**Problem**:
Report each line from the data below that holds the word "header".

Entries taken from a collection:
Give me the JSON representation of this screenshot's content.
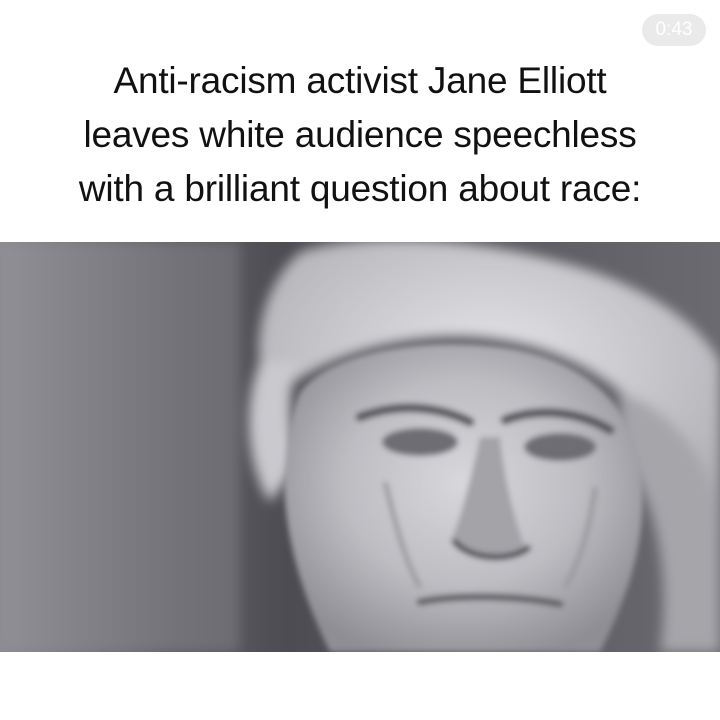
{
  "post": {
    "timer": "0:43",
    "caption_lines": [
      "Anti-racism activist Jane Elliott",
      "leaves white audience speechless",
      "with a brilliant question about race:"
    ]
  },
  "video": {
    "content": "grayscale close-up of an older woman's face"
  },
  "colors": {
    "background": "#ffffff",
    "caption_text": "#111111",
    "timer_text": "#ffffff"
  }
}
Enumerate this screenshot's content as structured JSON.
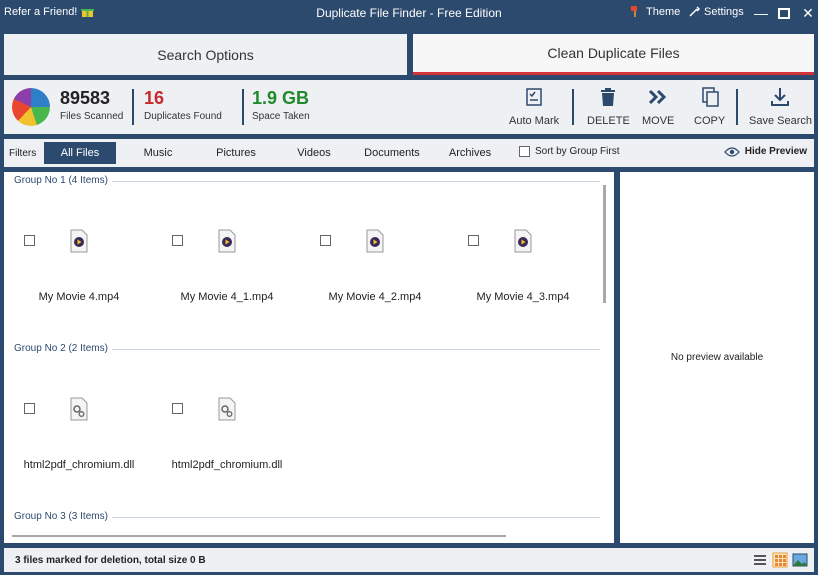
{
  "titlebar": {
    "refer": "Refer a Friend!",
    "title": "Duplicate File Finder - Free Edition",
    "theme": "Theme",
    "settings": "Settings",
    "minimize": "—",
    "close": "✕"
  },
  "tabs": [
    {
      "label": "Search Options"
    },
    {
      "label": "Clean Duplicate Files"
    }
  ],
  "stats": {
    "scanned": {
      "value": "89583",
      "label": "Files Scanned",
      "color": "#222222"
    },
    "duplicates": {
      "value": "16",
      "label": "Duplicates Found",
      "color": "#c62b2b"
    },
    "space": {
      "value": "1.9 GB",
      "label": "Space Taken",
      "color": "#1f8a2a"
    }
  },
  "actions": {
    "automark": "Auto Mark",
    "delete": "DELETE",
    "move": "MOVE",
    "copy": "COPY",
    "save": "Save Search"
  },
  "filters": {
    "label": "Filters",
    "items": [
      "All Files",
      "Music",
      "Pictures",
      "Videos",
      "Documents",
      "Archives"
    ],
    "sort_label": "Sort by Group First",
    "hide_preview": "Hide Preview"
  },
  "groups": [
    {
      "header": "Group No 1 (4 Items)",
      "files": [
        "My Movie 4.mp4",
        "My Movie 4_1.mp4",
        "My Movie 4_2.mp4",
        "My Movie 4_3.mp4"
      ]
    },
    {
      "header": "Group No 2 (2 Items)",
      "files": [
        "html2pdf_chromium.dll",
        "html2pdf_chromium.dll"
      ]
    },
    {
      "header": "Group No 3 (3 Items)",
      "files": []
    }
  ],
  "preview": {
    "text": "No preview available"
  },
  "status": {
    "text": "3 files marked for deletion, total size 0 B"
  },
  "colors": {
    "accent": "#2c4a6e",
    "active_tab_underline": "#d0343a"
  }
}
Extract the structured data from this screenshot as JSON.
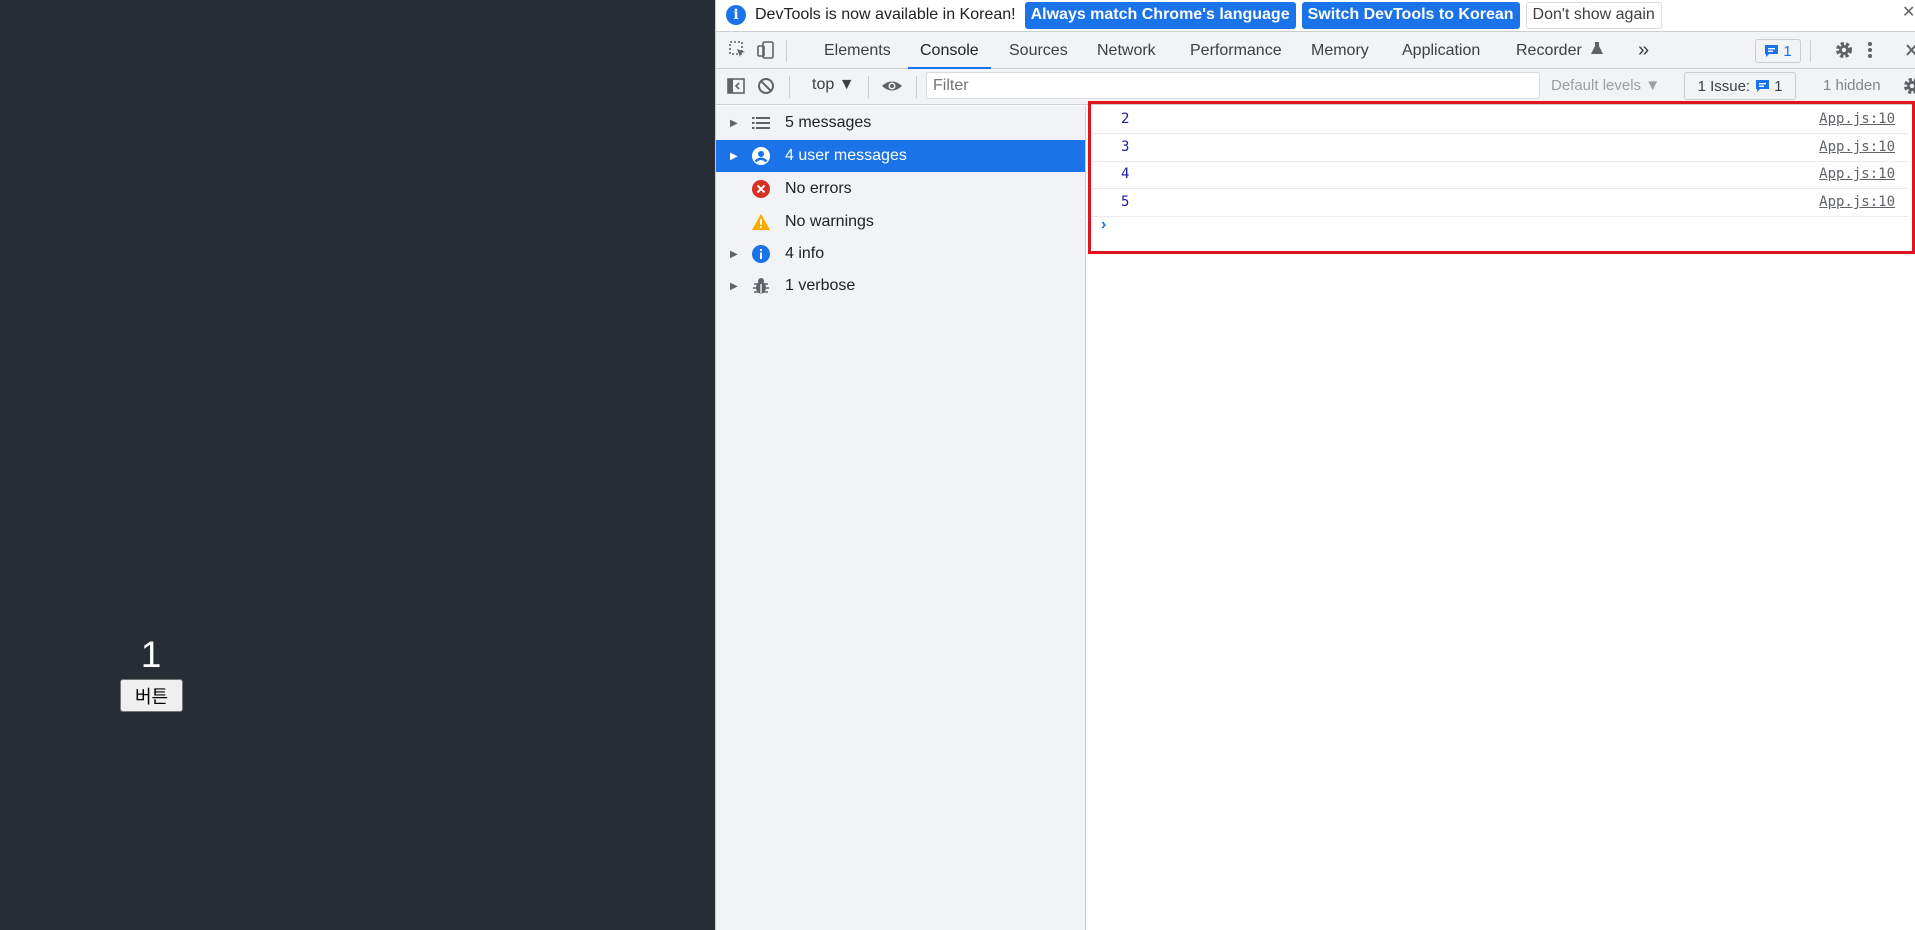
{
  "app": {
    "counter": "1",
    "button_label": "버튼"
  },
  "infobar": {
    "message": "DevTools is now available in Korean!",
    "match_language_btn": "Always match Chrome's language",
    "switch_btn": "Switch DevTools to Korean",
    "dont_show_btn": "Don't show again",
    "close": "✕"
  },
  "tabs": [
    "Elements",
    "Console",
    "Sources",
    "Network",
    "Performance",
    "Memory",
    "Application",
    "Recorder"
  ],
  "active_tab": "Console",
  "tabbar": {
    "more": "»",
    "issues_badge": "1"
  },
  "toolbar": {
    "context": "top ▼",
    "filter_placeholder": "Filter",
    "levels": "Default levels ▼",
    "issues": "1 Issue:",
    "issues_count": "1",
    "hidden": "1 hidden"
  },
  "sidebar": {
    "items": [
      {
        "label": "5 messages",
        "icon": "list-icon",
        "expandable": true
      },
      {
        "label": "4 user messages",
        "icon": "user-icon",
        "expandable": true,
        "active": true
      },
      {
        "label": "No errors",
        "icon": "error-icon",
        "expandable": false
      },
      {
        "label": "No warnings",
        "icon": "warning-icon",
        "expandable": false
      },
      {
        "label": "4 info",
        "icon": "info-icon",
        "expandable": true
      },
      {
        "label": "1 verbose",
        "icon": "bug-icon",
        "expandable": true
      }
    ]
  },
  "console": {
    "logs": [
      {
        "value": "2",
        "source": "App.js:10"
      },
      {
        "value": "3",
        "source": "App.js:10"
      },
      {
        "value": "4",
        "source": "App.js:10"
      },
      {
        "value": "5",
        "source": "App.js:10"
      }
    ],
    "prompt": "›"
  },
  "colors": {
    "accent": "#1a73e8",
    "highlight": "#e0141e",
    "app_background": "#282c34"
  }
}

**Exercise response**:
      "header": "Group No 1 (4 Items)",
      "header": "Group No 2 (2 Items)",
      "header": "Group No 3 (3 Items)",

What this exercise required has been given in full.